FRATES: Well, the IRS says they will contact all 100,000 people whose information has been breached. They'll get some credit monitoring services. And so, the IRS is trying to take care of those folks and we'll see, you know, how this progresses. If we get more information about who they are.

TAPPER: All right. Chris Frates, thank you so much. Appreciate it.

Coming up, terrorists nearly pulled off a deadly plot in Texas. Now, the ISIS recruiter who inspired that attack is back online. And he is trying to seduce others to do the same. Is anything being done to stop him? Plus, you're cruising along at nearly 40,000 feet when both of your

airplane's engines stop. Now a mid-air scare has Airbus scrambling to assure more than 100 airlines their planes are safe.

(COMMERCIAL BREAK)

TAPPER: Welcome back to THE LEAD. I'm Jake Tapper. An urgent law enforcement warning in national news about a potential ISIS attack here in the United States.

The six-page joint FBI and Department of Homeland Security bulletin says U.S. officials are overwhelmed by the amount of support the terrorist group ISIS is receiving on social media and they warn military personnel to be on heightened alert.
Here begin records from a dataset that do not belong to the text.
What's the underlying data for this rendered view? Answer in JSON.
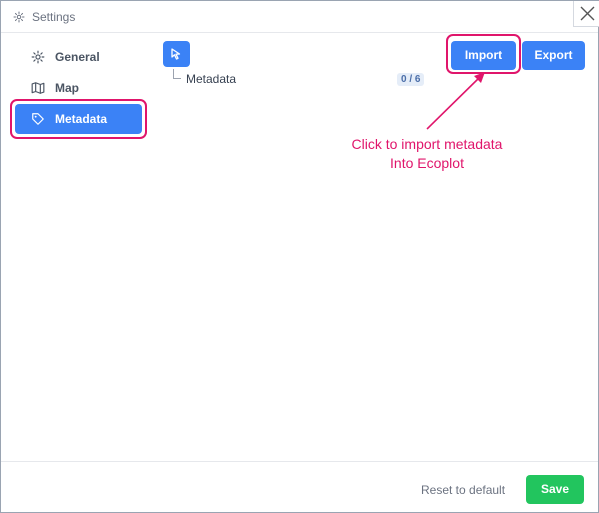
{
  "window": {
    "title": "Settings"
  },
  "sidebar": {
    "items": [
      {
        "label": "General",
        "icon": "gear-icon"
      },
      {
        "label": "Map",
        "icon": "map-icon"
      },
      {
        "label": "Metadata",
        "icon": "tag-icon",
        "active": true
      }
    ]
  },
  "metadata_panel": {
    "tree_item": "Metadata",
    "count": "0 / 6"
  },
  "toolbar": {
    "import_label": "Import",
    "export_label": "Export"
  },
  "annotation": {
    "line1": "Click to import metadata",
    "line2": "Into Ecoplot"
  },
  "footer": {
    "reset_label": "Reset to default",
    "save_label": "Save"
  },
  "colors": {
    "primary": "#3b82f6",
    "success": "#22c55e",
    "annotation": "#e0156b"
  }
}
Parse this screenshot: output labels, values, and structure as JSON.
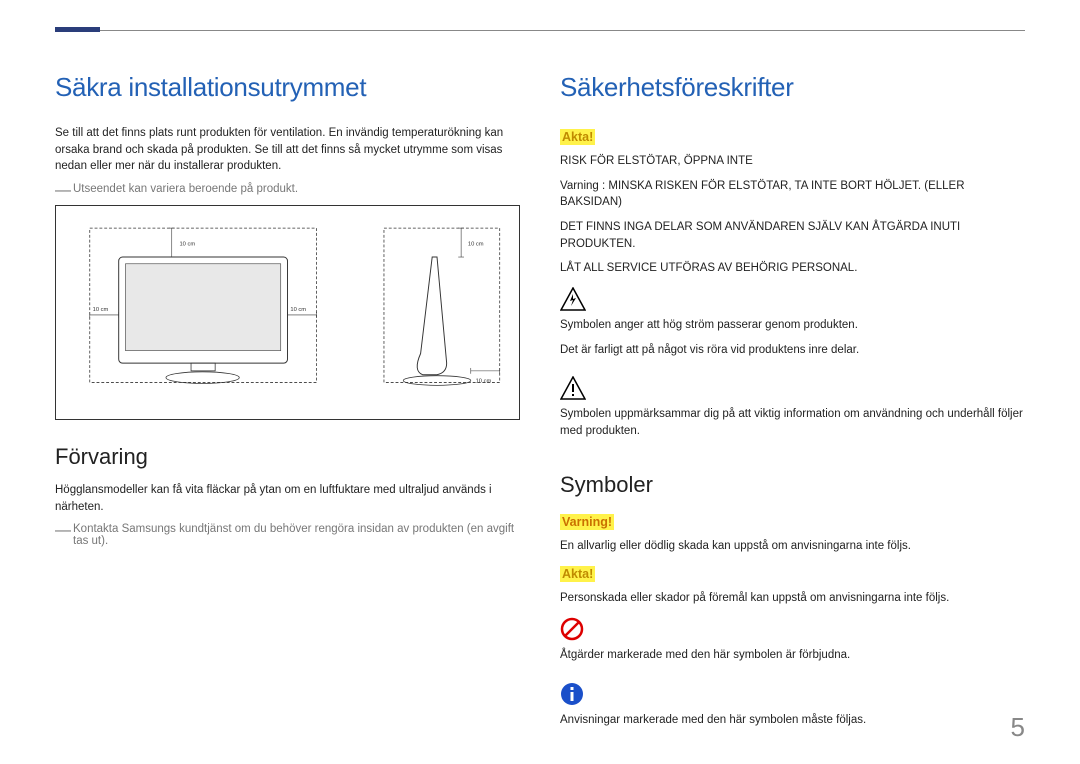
{
  "pageNumber": "5",
  "left": {
    "heading1": "Säkra installationsutrymmet",
    "intro": "Se till att det finns plats runt produkten för ventilation. En invändig temperaturökning kan orsaka brand och skada på produkten. Se till att det finns så mycket utrymme som visas nedan eller mer när du installerar produkten.",
    "note1": "Utseendet kan variera beroende på produkt.",
    "dim1": "10 cm",
    "dim2": "10 cm",
    "dim3": "10 cm",
    "dim4": "10 cm",
    "dim5": "10 cm",
    "heading2": "Förvaring",
    "body2": "Högglansmodeller kan få vita fläckar på ytan om en luftfuktare med ultraljud används i närheten.",
    "note2": "Kontakta Samsungs kundtjänst om du behöver rengöra insidan av produkten (en avgift tas ut)."
  },
  "right": {
    "heading1": "Säkerhetsföreskrifter",
    "aktaLabel": "Akta!",
    "risk1": "RISK FÖR ELSTÖTAR, ÖPPNA INTE",
    "risk2": "Varning : MINSKA RISKEN FÖR ELSTÖTAR, TA INTE BORT HÖLJET. (ELLER BAKSIDAN)",
    "risk3": "DET FINNS INGA DELAR SOM ANVÄNDAREN SJÄLV KAN ÅTGÄRDA INUTI PRODUKTEN.",
    "risk4": "LÅT ALL SERVICE UTFÖRAS AV BEHÖRIG PERSONAL.",
    "bolt1": "Symbolen anger att hög ström passerar genom produkten.",
    "bolt2": "Det är farligt att på något vis röra vid produktens inre delar.",
    "excl1": "Symbolen uppmärksammar dig på att viktig information om användning och underhåll följer med produkten.",
    "heading2": "Symboler",
    "varningLabel": "Varning!",
    "varningText": "En allvarlig eller dödlig skada kan uppstå om anvisningarna inte följs.",
    "aktaLabel2": "Akta!",
    "aktaText": "Personskada eller skador på föremål kan uppstå om anvisningarna inte följs.",
    "prohibitText": "Åtgärder markerade med den här symbolen är förbjudna.",
    "infoText": "Anvisningar markerade med den här symbolen måste följas."
  }
}
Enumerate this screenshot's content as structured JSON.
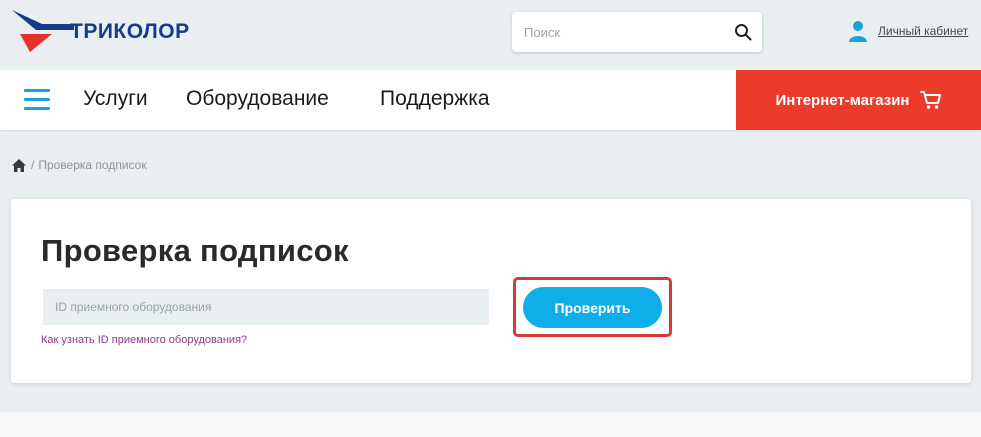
{
  "brand": {
    "name": "ТРИКОЛОР"
  },
  "search": {
    "placeholder": "Поиск",
    "value": ""
  },
  "account": {
    "label": "Личный кабинет"
  },
  "nav": {
    "items": [
      {
        "label": "Услуги"
      },
      {
        "label": "Оборудование"
      },
      {
        "label": "Поддержка"
      }
    ],
    "shop_label": "Интернет-магазин"
  },
  "breadcrumb": {
    "separator": "/",
    "current": "Проверка подписок"
  },
  "check_form": {
    "title": "Проверка подписок",
    "id_placeholder": "ID приемного оборудования",
    "id_value": "",
    "help_link": "Как узнать ID приемного оборудования?",
    "submit_label": "Проверить"
  },
  "colors": {
    "accent_blue": "#0eaee8",
    "brand_red": "#ec3a2b",
    "brand_navy": "#173b8a",
    "highlight_red": "#d43c3c",
    "link_purple": "#8e3b86"
  },
  "icons": [
    "logo-icon",
    "search-icon",
    "user-icon",
    "menu-icon",
    "cart-icon",
    "home-icon"
  ]
}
Let's get right to CNN's chief national security correspondent Jim Sciutto.

Jim, is this based on a specific credible threat stream?

JIM SCIUTTO, CNN CHIEF NATIONAL SECURITY CORRESPONDENT: No, not specific, not credible, largely about timing, issued this weekend because ISIS and other terror groups often time their attacks to holidays and other significant dates to maximize their impact.
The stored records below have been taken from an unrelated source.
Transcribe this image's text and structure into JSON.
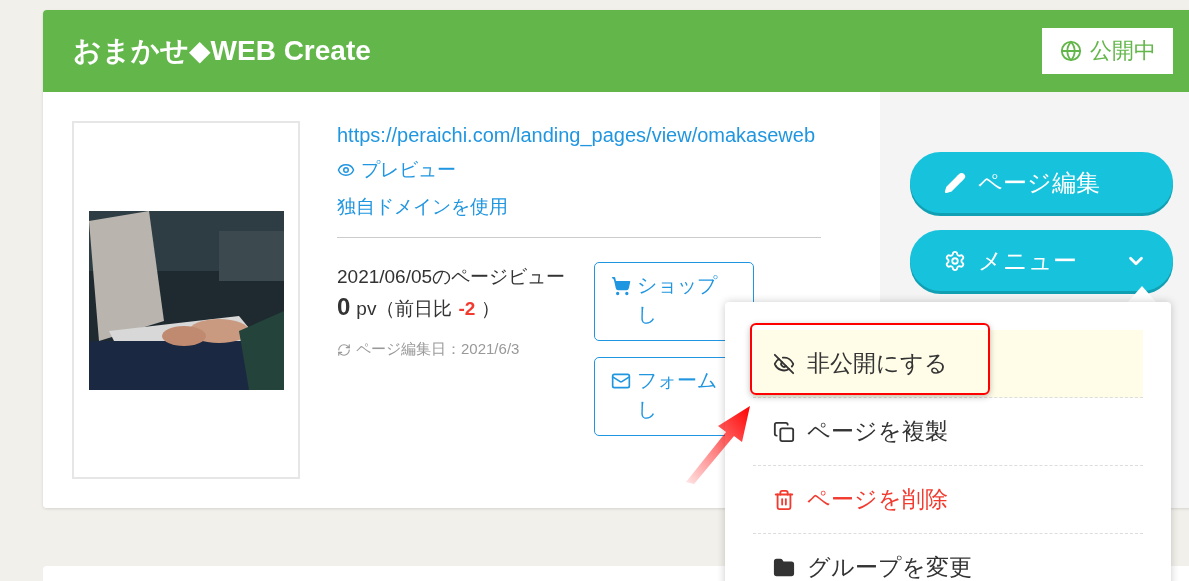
{
  "header": {
    "title": "おまかせ◆WEB Create",
    "status": {
      "label": "公開中",
      "published": true
    }
  },
  "page": {
    "url": "https://peraichi.com/landing_pages/view/omakaseweb",
    "links": [
      {
        "label": "プレビュー",
        "kind": "preview"
      },
      {
        "label": "独自ドメインを使用",
        "kind": "plain"
      }
    ],
    "stats": {
      "title": "2021/06/05のページビュー",
      "pv": "0",
      "unit": "pv（前日比",
      "diff": "-2",
      "close": "）",
      "edited": "ページ編集日：2021/6/3"
    },
    "option_buttons": [
      {
        "lines": [
          "ショップ",
          "し"
        ],
        "kind": "shop"
      },
      {
        "lines": [
          "フォーム",
          "し"
        ],
        "kind": "form"
      }
    ]
  },
  "actions": [
    {
      "label": "ページ編集",
      "kind": "edit"
    },
    {
      "label": "メニュー",
      "kind": "menu",
      "expanded": true
    }
  ],
  "menu": [
    {
      "label": "非公開にする",
      "kind": "unpublish",
      "selected": true
    },
    {
      "label": "ページを複製",
      "kind": "duplicate",
      "selected": false
    },
    {
      "label": "ページを削除",
      "kind": "delete",
      "selected": false
    },
    {
      "label": "グループを変更",
      "kind": "group",
      "selected": false
    }
  ]
}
This weekend, of course, Memorial Day weekend. Still, a U.S. law enforcement official tells me that the current posture is, quote, "prudent and very concerned." And this intelligence bulletin is a sign of that level of concern.

(BEGIN VIDEOTAPE)

SCIUTTO (voice-over): The new FBI joint intelligence bulletin warns that U.S. military, law enforcement and government installations and personnel are at increased risk of attack by ISIS. The new warning first obtained by FOX News and issued before Memorial Day cautions that ISIS and other terror groups often time their attacks to significant or symbolic days to heighten impact.

The terror attack in Garland, Texas, earlier this month demonstrated the threat from ISIS supporters hiding within the United States and communicating directly with ISIS leaders abroad. After the shooting, the security level at every military base across the country increased to "Bravo", signifying an "increased and predictable threat of terrorism."

U.S. bases generally have not been at this level since the tenth anniversary of the 9/11 attacks.

U.S. law enforcement is particularly concerned about ISIS' aggressive and successful online propaganda campaign. Thousands of people in the U.S. have shown interest in ISIS online. And U.S. officials fear that some of them could be inspired to carry out attacks here.

LYNCH: It really is an expansion of how the Internet has been used, frankly, for several years now both in recruitment and radicalization of young people to join terrorist groups.

SCIUTTO: Now, the men believed to have been in touch with one of the Texas shooters is back online encouraging new supporters after having previous Twitter accounts suspended. The British-born ISIS recruiter Junaid Hussein posted his contact information on Twitter for anyone who wants to, quote, "bake a cake", a well-known code phrase for building bombs.

JEH JOHNSON, HOMELAND SECURITY SECRETARY: Group likes like ISIL or al Qaeda now are calling publicly for attacks in the west of people who they have never recruited, specifically, they have never trained. Someone could decide on their own to answer that call with little or no notice to our intelligence community.

(END VIDEOTAPE)

SCIUTTO: One of the key challenges for U.S. law enforcement is the sheer volume of online communication and contact by known jihadists, suspected jihadists and others on social media. U.S. officials speak of thousands here in the U.S. who show interest, but that could be as simple as someone following someone on Twitter or Facebook.